Back in early May, someone close to the Governor’s Office told me that Gov. Brewer had worked up her own budget proposal and was simply waiting to release it until the Legislature had tied itself up in knots over the details of what everyone expected would be a fiscal 2010 spending plan that cuts services for Arizona’s low-income families, children and the elderly.
The source also said Brewer had a budget plan all along, details and everything, and was just waiting for the right moment to swoop in and end the stalemate among GOP lawmakers negotiating the budget. By offering a more moderate proposal, one that includes tax increases to cover part of the deficit, the governor was hoping to galvanize enough support among lawmakers and, if so, be seen as rescuing the state from an unpopular strategy that includes deep cuts to education, health care and a host of other programs designed to assist thousands of residents.
It made sense. After all, what kind of a governor would want to sit on the sidelines, as Brewer appeared to have been doing, while lawmakers work to solve the state’s most-pressing problem? Certainly, there are risks to crafting a budget that starts out with a $3 billion deficit. But anyone who assumes the position of governor must inherently believe that their own judgment is best and, therefore, would do the state a disservice by standing silent at a time of crisis.
After she released details, five months into the session, it became clear at least that Brewer has not been standing by idly. With the release of her full budget plan, though, she has put herself in direct conflict with legislative leaders who have different thoughts on how the state should manage its finances.
Until the end of May, though, Brewer and her staff had done a fairly effective job of keeping details within their inner circle. Asking for Brewer’s thoughts on the budget had been a monumental waste of time for reporters at the Capitol. Spokespeople said nothing. And Brewer stuck to generalities while regurgitating her five-point plan in front of various groups of stakeholders.
Even the minutia was useless and, at times, just plain confusing. Reporters who cover the governor typically develop a sort of sixth-sense that helps them determine what message the governor is trying to convey even though it might not be said overtly. For instance, a governor who normally signs bills immediately after they reach their desk might be sending a signal of displeasure if they say they will need to take some time to study the merits or legalities of a particular piece of legislation that has been passed.
But these types of signals from Brewer were difficult to distinguish. For instance, when asked early on whether the temporary tax she proposed would be a necessary element to getting her signature on a budget, she said it was only a last resort in case all other budget-balancing options were to fail. But only days later, she answered the same question by saying it is, indeed, necessary to raise taxes and that lawmakers will have to come to that conclusion eventually.
That sort of back-and-forth also occurred when Brewer announced in February that she would release a full budget proposal “in the near future,” and then said weeks later that she had decided to leave the details to lawmakers.
Since then, however, leaders in the House and Senate have failed to craft a budget that would carry the support of rank-and-file members. Senate President Bob Burns and House Speaker Kirk Adams have been in a holding pattern after passing budget measures through committee, both saying they don’t have the votes to pass a budget on the floor of either chamber.
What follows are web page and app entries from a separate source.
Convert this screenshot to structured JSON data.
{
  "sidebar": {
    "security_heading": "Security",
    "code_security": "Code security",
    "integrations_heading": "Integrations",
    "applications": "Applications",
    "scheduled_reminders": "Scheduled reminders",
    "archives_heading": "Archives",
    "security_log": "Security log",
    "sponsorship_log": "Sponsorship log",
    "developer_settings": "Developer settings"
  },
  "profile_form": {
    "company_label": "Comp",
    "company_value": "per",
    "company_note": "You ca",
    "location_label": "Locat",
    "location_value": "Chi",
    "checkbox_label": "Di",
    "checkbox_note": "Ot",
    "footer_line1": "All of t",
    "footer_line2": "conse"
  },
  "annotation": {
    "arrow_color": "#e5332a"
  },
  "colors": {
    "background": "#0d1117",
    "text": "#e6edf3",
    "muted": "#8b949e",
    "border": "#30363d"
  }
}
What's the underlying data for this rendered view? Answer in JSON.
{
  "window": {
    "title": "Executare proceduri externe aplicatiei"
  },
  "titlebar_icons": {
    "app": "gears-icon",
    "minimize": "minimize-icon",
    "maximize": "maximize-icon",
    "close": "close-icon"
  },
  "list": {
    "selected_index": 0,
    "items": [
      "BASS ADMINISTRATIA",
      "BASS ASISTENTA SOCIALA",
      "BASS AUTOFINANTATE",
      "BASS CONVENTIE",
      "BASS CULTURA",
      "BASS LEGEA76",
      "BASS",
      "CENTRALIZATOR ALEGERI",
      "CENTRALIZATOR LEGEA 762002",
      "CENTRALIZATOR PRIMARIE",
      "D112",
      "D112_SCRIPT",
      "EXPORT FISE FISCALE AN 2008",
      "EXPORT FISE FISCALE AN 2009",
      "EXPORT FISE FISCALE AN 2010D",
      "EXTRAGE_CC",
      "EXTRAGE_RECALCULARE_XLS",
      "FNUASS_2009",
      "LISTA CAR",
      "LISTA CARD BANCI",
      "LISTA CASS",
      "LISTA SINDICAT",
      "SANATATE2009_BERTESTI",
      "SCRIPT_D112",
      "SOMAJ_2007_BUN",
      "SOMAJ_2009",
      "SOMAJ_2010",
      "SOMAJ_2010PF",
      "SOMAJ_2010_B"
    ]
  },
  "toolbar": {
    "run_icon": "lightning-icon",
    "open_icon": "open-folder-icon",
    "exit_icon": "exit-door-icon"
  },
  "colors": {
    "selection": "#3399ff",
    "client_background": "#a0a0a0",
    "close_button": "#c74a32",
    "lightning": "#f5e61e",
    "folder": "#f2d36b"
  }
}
And for much of that time, they said they would like to hear from the governor, so they could craft a budget that she might support.
Brewer’s people must have thought releasing the budget late would bring more lawmakers to the table, perhaps in desperation as the deadline approaches. But it also sets up a winner-take-all situation for Brewer and the Legislature, which means at least one side has to lose.
If the idea was to allow Brewer to jump into the budget fray and save the day, then any street cred to be gained by Brewer would be contingent on her ability to sell her plan to lawmakers and to satisfy at least some of her goals in its eventual passing. If she fails to do so, then she will appear to have lost a major battle waged between her office and members of her own party.
If this wasn’t the strategy all along, then circumstances set in motion what could be a huge political victory – or embarrassment – for the Brewer administration going into an election year.
Either way, there’s a lot at stake.